Visa as well as fintech startup Plaid ditched plans for a $5.3 billion merger Tuesday after a Department of Justice antitrust lawsuit had threatened to block the deal.
Visa CEO Al Kelly said in a statement he believes the companies will have prevailed in court, but “protracted and complex litigation will probably take substantial time to completely resolve.”
Antitrust regulators argued Visa’s acquisition of Plaid would eliminate a nascent competitor offering a “lower cost option for internet debit payments” and “deprive American merchants as well as consumers of this innovative alternative to Visa and improve entry barriers for upcoming innovators.”
Plaid has observed a tremendous uptick in demand throughout the pandemic, although the business was in a comfortable position for a merger a year ago, Plaid chose to remain an unbiased business in the wake of the lawsuit.

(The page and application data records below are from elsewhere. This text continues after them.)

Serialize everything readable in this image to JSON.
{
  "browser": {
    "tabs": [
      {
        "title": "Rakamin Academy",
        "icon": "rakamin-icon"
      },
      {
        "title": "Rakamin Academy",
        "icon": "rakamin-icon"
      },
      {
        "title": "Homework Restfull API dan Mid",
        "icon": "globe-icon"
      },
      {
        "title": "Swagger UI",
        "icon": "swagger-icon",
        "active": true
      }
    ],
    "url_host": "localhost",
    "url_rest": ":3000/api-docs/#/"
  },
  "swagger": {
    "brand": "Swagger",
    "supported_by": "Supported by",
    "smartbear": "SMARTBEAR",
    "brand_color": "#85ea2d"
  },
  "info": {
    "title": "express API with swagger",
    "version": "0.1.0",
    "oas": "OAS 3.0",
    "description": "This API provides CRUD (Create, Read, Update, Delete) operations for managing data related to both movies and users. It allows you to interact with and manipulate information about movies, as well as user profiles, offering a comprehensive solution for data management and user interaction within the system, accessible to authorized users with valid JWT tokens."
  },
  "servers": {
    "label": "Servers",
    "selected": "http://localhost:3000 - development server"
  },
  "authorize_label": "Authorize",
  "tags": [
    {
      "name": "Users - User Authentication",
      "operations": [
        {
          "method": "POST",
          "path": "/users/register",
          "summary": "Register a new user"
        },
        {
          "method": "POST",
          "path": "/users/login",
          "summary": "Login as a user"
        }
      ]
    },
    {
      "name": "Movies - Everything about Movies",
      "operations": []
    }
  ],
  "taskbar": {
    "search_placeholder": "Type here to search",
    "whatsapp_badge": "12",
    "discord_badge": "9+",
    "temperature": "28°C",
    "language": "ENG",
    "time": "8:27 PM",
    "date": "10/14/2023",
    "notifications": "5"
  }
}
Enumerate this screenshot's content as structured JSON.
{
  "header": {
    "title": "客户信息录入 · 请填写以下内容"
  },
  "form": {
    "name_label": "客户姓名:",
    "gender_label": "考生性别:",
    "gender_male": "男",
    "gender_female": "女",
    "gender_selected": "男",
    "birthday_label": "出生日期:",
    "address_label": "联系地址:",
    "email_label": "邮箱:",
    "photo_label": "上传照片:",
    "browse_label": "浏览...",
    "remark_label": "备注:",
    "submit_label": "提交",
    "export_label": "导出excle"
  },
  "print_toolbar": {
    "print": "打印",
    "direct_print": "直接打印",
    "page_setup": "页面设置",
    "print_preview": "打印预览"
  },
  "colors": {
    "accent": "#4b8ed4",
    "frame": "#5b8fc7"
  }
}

“While Visa and Plaid will have been a good mixture, we have made the decision to instead work with Visa as an investor and partner so we can completely concentrate on building the infrastructure to help fintech,” Plaid CEO Zach Perret said in a statement.
Plaid is a San Francisco fintech upstart used by popular financial apps as Venmo, Robinhood and Square Cash to associate users to their bank accounts. One important reason Visa was serious about buying Plaid was accessing the app’s growing subscriber base and sell them more services. Over the previous year, Plaid states it has grown its customer base to 4,000 companies, up sixty % from a season ago.